It was already night and we were all feeling exhausted. I got the beds ready for the whole family, just as we laid down we all decided to tell scary stories. My brother volunteered to begin. We were already a few minutes into the story and we were all quite afraid. My brother continued, when suddenly we heard a scream. We all looked at the person who screamed and found our baby cousin curled up in a ball.
“Can we go to sleep now?” he asked as he laid his head down on the pillow.
“Okay” my brother chuckled as he laid his head down on the pillow too. We all nodded and did the same.
“Goodnight” I said as I drifted right off to sleep.

This was my first day at Samoa.

Monday, 10 December 2018

Novel reading in Room 7

We have posted a few posts about our class novel. We ended this year by reading Refugees by Alan Gratz. It was a novel picked by the boys for the class after the girls chose Dawnraid by Pauline Smith. 

Refugee follows the stories of three children who were leaving their countries to find refuge in other countries. All three characters are in different time and location settings. 

We highly recommend this book.

Thursday, 29 November 2018

An act of kindness from Glen Taylor School

This week Room 7 have been fortunate to receive an act of kindness from Mrs Fa'alili and some of her students at Glen Taylor. Moni a student at Glen Taylor e-mailed Mrs Tofa about their project where they are doing an act of kindness for people in the community and they chose Room 7. The Glen Taylor students gave wrapped treats they had made themselves which were brownies, cookies and a chocolate. They also attached kind and motivational messages for each student in Room 7. We are very grateful to Mrs Fa'alili and her students. We wish you all a great end to this year and very Merry Christmas.

Telesia our Manaiakalani ambassador had her last presentation on Wednesday 28 of November. She has done a great job of being an ambassador for our school. This is her presentation about responding to current events.

Friday, 16 November 2018

Argument writing by Davarni about the teacher strike which is causing a lot of debate in the media and communities.

Do Teachers Really Need to Strike?

The last recent teachers strike was held on the 12th of November. Teachers argued about the workload, salary, and unnecessary tasks they’ve been given. Addition to that, teachers don’t get paid to do extra work. But do they really need to go on strike?         

As a student, I thought that teachers only needed to teach students about maths, reading and writing. But, I was wrong, teachers have additional jobs like: caring for the students' feelings, making sure everything is alright at home, and maintaining their behaviour.

Teachers are what structure our future for the next generation, by that I mean, they educate the youth for the sake of their lives and future. Without teachers, us children wouldn’t be getting the learning needs they demand. So, in order to keep our teachers ‘safe’, they need some consideration from the government, education minister, and prime minister.
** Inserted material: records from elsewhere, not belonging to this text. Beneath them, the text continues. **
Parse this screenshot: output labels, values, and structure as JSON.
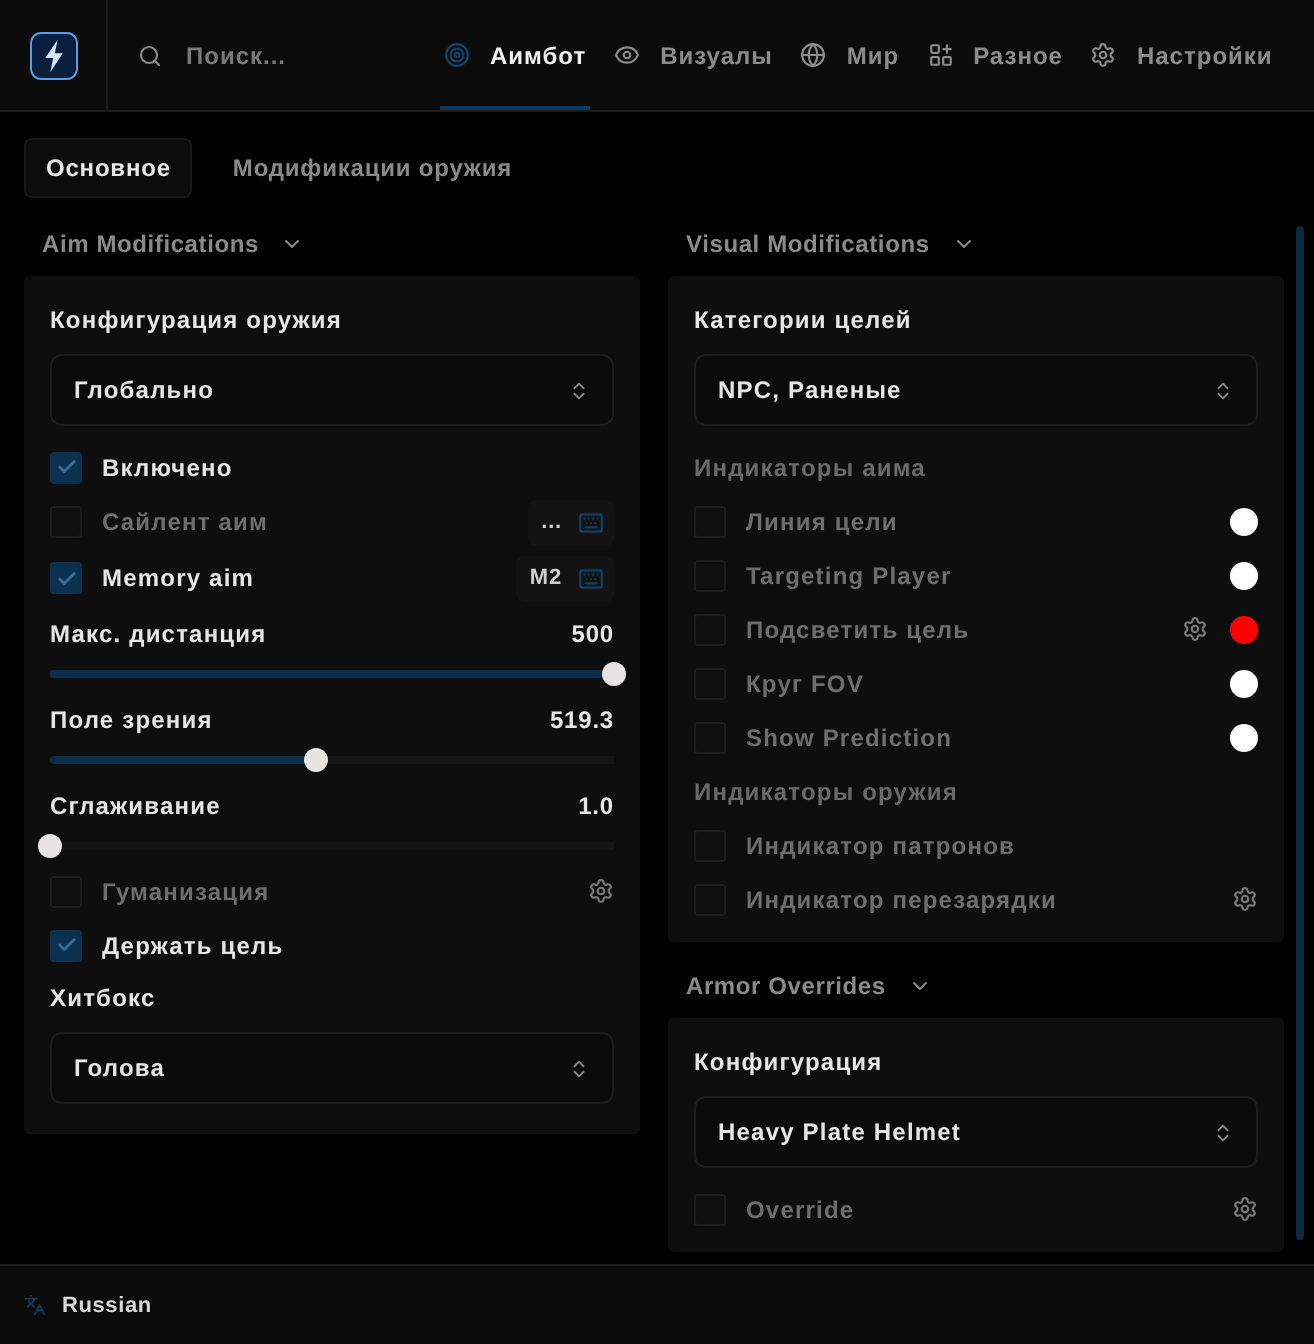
{
  "header": {
    "search": {
      "placeholder": "Поиск..."
    },
    "tabs": [
      {
        "label": "Аимбот",
        "selected": true
      },
      {
        "label": "Визуалы",
        "selected": false
      },
      {
        "label": "Мир",
        "selected": false
      },
      {
        "label": "Разное",
        "selected": false
      },
      {
        "label": "Настройки",
        "selected": false
      }
    ]
  },
  "subtabs": [
    {
      "label": "Основное",
      "selected": true
    },
    {
      "label": "Модификации оружия",
      "selected": false
    }
  ],
  "columns": [
    {
      "sections": [
        {
          "title": "Aim Modifications",
          "expanded": true,
          "items": [
            {
              "kind": "heading",
              "label": "Конфигурация оружия"
            },
            {
              "kind": "select",
              "value": "Глобально"
            },
            {
              "kind": "checkbox",
              "label": "Включено",
              "checked": true
            },
            {
              "kind": "checkbox",
              "label": "Сайлент аим",
              "checked": false,
              "keybind": "..."
            },
            {
              "kind": "checkbox",
              "label": "Memory aim",
              "checked": true,
              "keybind": "M2"
            },
            {
              "kind": "slider",
              "label": "Макс. дистанция",
              "reading": "500",
              "level": 1
            },
            {
              "kind": "slider",
              "label": "Поле зрения",
              "reading": "519.3",
              "level": 0.47
            },
            {
              "kind": "slider",
              "label": "Сглаживание",
              "reading": "1.0",
              "level": 0
            },
            {
              "kind": "checkbox",
              "label": "Гуманизация",
              "checked": false,
              "settings": true
            },
            {
              "kind": "checkbox",
              "label": "Держать цель",
              "checked": true
            },
            {
              "kind": "heading",
              "label": "Хитбокс"
            },
            {
              "kind": "select",
              "value": "Голова"
            }
          ]
        }
      ]
    },
    {
      "sections": [
        {
          "title": "Visual Modifications",
          "expanded": true,
          "items": [
            {
              "kind": "heading",
              "label": "Категории целей"
            },
            {
              "kind": "select",
              "value": "NPC, Раненые"
            },
            {
              "kind": "group",
              "label": "Индикаторы аима"
            },
            {
              "kind": "checkbox",
              "label": "Линия цели",
              "checked": false,
              "color": "#ffffff"
            },
            {
              "kind": "checkbox",
              "label": "Targeting Player",
              "checked": false,
              "color": "#ffffff"
            },
            {
              "kind": "checkbox",
              "label": "Подсветить цель",
              "checked": false,
              "settings": true,
              "color": "#ff0000"
            },
            {
              "kind": "checkbox",
              "label": "Круг FOV",
              "checked": false,
              "color": "#ffffff"
            },
            {
              "kind": "checkbox",
              "label": "Show Prediction",
              "checked": false,
              "color": "#ffffff"
            },
            {
              "kind": "group",
              "label": "Индикаторы оружия"
            },
            {
              "kind": "checkbox",
              "label": "Индикатор патронов",
              "checked": false
            },
            {
              "kind": "checkbox",
              "label": "Индикатор перезарядки",
              "checked": false,
              "settings": true
            }
          ]
        },
        {
          "title": "Armor Overrides",
          "expanded": true,
          "items": [
            {
              "kind": "heading",
              "label": "Конфигурация"
            },
            {
              "kind": "select",
              "value": "Heavy Plate Helmet"
            },
            {
              "kind": "checkbox",
              "label": "Override",
              "checked": false,
              "settings": true
            }
          ]
        }
      ]
    }
  ],
  "footer": {
    "language": "Russian"
  }
}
It’s not just money teachers need, they also need resources such as, books and sports gear; Of course this is for the students, to help them learn. These resources are very useful to those who need them.
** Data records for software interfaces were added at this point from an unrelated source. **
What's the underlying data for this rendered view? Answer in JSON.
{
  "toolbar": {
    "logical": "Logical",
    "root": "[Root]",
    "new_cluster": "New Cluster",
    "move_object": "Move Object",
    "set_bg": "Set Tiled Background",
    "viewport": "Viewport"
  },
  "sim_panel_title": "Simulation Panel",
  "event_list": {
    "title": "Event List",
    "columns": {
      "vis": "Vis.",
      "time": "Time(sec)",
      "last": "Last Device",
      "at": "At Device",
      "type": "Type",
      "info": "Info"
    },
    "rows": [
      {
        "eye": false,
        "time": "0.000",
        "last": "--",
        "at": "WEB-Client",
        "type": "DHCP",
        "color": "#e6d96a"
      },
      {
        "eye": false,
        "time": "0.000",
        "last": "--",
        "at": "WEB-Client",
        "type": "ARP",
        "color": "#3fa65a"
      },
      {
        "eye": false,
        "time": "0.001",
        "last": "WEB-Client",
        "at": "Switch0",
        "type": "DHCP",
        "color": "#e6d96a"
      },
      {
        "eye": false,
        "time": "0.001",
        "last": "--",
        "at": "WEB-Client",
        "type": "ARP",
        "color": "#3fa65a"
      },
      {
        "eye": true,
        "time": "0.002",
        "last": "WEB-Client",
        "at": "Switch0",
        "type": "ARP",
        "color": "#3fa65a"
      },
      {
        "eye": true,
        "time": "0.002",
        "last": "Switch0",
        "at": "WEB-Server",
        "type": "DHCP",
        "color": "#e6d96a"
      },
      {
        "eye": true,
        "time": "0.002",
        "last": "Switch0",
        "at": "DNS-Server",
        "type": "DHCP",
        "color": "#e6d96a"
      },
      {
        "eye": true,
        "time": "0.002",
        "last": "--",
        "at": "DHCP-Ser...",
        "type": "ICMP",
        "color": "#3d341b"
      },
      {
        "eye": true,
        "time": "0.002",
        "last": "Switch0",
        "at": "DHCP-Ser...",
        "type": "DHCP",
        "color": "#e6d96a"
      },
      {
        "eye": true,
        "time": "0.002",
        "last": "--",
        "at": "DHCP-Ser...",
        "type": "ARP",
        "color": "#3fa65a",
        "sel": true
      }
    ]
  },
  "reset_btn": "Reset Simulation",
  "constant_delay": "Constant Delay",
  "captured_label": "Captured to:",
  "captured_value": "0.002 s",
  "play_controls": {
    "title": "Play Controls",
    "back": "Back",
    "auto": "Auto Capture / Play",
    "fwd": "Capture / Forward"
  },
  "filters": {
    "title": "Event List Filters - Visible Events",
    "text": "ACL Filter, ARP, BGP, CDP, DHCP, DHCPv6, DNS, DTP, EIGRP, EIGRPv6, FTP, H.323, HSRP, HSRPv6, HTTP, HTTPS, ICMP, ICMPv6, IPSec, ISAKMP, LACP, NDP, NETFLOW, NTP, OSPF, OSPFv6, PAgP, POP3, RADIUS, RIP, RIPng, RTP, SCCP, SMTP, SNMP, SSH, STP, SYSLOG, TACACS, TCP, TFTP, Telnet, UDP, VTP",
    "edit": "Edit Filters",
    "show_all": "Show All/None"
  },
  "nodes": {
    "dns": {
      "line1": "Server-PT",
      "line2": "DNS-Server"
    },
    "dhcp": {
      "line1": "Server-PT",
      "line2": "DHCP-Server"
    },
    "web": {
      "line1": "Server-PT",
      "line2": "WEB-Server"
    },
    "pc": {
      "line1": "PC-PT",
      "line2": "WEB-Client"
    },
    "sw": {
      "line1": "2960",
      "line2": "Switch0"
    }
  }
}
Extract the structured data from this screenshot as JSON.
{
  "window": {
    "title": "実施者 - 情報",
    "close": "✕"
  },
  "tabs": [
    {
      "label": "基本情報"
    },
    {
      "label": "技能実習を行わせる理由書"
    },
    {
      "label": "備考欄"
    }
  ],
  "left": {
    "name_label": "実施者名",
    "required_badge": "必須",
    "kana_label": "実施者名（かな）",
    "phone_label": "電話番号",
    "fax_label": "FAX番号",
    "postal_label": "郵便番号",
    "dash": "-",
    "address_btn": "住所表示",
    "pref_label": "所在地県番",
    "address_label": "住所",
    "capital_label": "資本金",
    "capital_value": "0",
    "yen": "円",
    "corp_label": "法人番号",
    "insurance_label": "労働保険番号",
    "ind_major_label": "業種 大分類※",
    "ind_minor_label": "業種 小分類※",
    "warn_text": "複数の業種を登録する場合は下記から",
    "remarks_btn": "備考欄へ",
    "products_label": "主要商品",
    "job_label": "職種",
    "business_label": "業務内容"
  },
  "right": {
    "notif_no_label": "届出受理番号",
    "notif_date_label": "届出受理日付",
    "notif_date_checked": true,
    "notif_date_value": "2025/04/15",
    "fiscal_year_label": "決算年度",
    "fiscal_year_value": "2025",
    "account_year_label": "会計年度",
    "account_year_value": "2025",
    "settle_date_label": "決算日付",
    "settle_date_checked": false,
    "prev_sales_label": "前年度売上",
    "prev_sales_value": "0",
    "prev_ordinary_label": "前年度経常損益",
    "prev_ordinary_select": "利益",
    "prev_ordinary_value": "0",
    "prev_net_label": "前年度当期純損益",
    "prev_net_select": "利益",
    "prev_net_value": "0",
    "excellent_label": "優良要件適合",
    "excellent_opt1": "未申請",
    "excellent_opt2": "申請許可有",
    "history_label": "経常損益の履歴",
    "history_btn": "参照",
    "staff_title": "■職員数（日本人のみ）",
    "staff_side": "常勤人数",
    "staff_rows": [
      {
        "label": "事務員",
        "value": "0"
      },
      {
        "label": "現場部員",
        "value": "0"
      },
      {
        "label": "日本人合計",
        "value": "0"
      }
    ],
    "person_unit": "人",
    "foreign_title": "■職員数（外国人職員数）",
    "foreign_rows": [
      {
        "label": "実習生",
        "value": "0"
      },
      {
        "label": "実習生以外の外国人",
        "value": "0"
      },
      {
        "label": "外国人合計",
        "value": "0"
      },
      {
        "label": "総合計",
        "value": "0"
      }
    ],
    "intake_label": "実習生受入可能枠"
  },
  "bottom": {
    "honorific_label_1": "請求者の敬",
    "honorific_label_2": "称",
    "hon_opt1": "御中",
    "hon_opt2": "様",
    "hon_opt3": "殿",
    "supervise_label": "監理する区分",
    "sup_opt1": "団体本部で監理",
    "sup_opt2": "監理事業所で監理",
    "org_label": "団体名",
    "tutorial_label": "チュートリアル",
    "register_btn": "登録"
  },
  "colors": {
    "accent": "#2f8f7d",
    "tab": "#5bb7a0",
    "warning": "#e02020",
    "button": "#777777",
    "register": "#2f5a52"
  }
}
To finish off, I personally think teachers have every right to protest. Keep in mind that they’re doing this for themselves, their students, and their families.